Description of the task:
Within the records that follow, find every line containing the string "Enable". Copy those lines.

[Stored dataset items]
--- START ---
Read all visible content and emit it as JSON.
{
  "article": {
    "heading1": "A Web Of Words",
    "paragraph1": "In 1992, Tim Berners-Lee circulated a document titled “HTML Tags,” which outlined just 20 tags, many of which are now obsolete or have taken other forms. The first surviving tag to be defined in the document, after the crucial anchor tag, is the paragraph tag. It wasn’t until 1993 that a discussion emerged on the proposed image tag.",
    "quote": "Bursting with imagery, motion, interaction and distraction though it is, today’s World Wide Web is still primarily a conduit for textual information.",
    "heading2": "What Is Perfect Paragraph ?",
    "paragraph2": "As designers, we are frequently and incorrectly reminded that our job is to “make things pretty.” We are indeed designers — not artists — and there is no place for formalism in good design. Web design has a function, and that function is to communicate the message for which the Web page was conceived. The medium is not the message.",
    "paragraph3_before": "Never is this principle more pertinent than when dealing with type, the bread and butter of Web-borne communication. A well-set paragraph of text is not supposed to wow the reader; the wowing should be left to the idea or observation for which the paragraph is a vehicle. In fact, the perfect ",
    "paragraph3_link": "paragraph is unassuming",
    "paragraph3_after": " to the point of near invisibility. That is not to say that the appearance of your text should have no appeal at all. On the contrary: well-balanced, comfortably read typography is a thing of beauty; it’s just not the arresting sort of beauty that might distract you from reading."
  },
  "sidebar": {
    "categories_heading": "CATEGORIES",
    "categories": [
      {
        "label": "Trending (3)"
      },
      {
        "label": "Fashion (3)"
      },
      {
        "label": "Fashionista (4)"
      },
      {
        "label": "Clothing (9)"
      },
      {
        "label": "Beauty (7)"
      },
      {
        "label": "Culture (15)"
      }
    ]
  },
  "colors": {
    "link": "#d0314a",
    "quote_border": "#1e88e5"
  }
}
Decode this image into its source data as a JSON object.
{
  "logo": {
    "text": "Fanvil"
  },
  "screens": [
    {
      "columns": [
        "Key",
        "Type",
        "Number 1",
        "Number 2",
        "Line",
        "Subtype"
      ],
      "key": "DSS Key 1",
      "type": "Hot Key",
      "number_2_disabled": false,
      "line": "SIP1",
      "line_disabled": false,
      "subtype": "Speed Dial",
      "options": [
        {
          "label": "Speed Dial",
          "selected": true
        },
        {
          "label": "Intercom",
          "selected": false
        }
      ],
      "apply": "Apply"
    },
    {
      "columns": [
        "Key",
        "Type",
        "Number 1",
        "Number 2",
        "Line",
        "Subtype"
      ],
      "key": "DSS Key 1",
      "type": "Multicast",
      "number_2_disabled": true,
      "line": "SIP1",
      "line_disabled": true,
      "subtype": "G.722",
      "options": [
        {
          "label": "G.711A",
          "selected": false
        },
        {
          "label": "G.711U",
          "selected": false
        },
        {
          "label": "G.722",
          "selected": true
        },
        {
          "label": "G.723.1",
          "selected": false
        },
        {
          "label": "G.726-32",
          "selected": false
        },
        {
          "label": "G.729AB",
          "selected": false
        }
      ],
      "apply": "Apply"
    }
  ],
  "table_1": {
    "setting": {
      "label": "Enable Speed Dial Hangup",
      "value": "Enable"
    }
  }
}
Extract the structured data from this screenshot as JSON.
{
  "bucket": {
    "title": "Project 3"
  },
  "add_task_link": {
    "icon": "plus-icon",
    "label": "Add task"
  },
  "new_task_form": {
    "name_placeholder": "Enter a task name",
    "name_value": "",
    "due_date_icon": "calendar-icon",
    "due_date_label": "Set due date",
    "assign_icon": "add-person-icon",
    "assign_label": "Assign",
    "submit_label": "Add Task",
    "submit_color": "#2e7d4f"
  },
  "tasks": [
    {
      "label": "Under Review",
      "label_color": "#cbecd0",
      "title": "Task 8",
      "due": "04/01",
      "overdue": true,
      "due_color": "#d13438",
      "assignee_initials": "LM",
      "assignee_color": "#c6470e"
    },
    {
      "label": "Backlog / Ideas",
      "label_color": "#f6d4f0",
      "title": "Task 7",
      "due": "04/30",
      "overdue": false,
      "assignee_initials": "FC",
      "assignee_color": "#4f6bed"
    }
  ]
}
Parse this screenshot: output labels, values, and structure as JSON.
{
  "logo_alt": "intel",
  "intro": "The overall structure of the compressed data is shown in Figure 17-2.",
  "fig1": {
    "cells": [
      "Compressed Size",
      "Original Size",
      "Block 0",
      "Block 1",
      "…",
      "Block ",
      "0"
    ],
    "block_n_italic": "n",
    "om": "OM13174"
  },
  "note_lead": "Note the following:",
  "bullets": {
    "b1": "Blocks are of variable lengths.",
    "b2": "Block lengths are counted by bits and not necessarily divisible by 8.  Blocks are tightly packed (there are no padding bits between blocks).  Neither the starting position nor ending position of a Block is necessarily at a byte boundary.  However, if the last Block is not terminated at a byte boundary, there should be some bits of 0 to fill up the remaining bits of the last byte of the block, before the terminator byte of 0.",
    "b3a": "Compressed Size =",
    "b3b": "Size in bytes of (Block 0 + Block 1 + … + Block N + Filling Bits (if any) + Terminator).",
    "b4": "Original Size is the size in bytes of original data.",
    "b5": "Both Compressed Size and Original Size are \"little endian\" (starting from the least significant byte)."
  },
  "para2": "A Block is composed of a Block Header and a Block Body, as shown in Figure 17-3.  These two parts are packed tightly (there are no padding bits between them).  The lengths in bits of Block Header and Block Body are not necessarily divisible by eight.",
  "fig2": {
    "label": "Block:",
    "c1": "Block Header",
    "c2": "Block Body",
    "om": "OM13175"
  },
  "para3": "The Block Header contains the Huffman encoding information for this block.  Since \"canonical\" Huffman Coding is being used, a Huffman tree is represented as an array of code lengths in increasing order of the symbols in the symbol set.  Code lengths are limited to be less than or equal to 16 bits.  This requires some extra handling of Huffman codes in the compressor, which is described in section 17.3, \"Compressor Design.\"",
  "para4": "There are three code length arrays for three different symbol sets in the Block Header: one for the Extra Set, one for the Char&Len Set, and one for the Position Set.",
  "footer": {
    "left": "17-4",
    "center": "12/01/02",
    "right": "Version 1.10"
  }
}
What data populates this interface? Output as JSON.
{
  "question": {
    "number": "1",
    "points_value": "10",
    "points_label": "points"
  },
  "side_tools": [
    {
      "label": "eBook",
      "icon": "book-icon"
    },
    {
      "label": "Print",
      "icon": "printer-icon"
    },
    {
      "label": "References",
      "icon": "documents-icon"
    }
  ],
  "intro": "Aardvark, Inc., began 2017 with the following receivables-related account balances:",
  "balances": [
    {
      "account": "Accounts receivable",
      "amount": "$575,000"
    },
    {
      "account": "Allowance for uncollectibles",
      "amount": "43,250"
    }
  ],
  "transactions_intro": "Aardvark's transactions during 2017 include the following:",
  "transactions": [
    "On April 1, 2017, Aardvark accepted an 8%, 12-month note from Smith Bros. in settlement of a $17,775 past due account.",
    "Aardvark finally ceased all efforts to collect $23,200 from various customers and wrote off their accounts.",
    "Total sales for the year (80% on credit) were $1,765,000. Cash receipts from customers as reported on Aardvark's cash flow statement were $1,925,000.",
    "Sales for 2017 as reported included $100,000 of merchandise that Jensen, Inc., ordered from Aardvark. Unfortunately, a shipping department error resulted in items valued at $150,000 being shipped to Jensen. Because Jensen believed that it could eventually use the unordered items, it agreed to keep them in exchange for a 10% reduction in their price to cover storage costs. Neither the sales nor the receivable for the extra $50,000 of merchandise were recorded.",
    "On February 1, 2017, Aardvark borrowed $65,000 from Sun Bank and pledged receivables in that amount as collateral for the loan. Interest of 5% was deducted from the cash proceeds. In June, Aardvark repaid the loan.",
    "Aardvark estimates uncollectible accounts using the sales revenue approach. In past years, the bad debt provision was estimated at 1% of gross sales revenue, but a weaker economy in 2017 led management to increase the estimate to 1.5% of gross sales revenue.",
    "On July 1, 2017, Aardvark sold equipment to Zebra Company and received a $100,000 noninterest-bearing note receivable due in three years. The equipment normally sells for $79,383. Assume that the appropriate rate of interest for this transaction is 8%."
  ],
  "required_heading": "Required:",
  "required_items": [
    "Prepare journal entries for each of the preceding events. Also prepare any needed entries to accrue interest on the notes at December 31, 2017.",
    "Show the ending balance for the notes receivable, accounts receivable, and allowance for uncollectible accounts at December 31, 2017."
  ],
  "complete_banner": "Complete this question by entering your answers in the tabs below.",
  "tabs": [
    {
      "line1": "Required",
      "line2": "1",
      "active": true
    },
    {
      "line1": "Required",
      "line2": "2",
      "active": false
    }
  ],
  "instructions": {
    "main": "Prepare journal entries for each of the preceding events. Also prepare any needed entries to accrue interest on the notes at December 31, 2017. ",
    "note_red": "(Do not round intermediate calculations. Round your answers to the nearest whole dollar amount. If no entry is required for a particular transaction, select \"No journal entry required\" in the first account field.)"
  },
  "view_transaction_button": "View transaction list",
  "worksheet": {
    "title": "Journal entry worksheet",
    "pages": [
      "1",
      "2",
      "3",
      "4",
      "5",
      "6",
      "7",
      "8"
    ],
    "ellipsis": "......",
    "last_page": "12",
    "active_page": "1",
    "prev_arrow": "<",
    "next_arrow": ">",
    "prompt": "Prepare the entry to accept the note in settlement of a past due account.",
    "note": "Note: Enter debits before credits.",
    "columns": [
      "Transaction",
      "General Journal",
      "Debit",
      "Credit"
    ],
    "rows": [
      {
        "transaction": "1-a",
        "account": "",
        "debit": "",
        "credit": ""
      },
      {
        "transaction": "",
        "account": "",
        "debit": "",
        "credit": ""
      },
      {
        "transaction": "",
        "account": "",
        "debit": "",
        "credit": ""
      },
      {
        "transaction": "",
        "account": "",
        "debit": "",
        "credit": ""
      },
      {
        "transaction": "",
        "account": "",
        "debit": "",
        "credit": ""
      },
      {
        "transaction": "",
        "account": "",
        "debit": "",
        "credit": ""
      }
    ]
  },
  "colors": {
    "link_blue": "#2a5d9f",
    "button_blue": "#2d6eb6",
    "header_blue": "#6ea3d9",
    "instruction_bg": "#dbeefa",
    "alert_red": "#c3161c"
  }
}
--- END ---
Written answer:
      "label": "Enable Speed Dial Hangup",
      "value": "Enable"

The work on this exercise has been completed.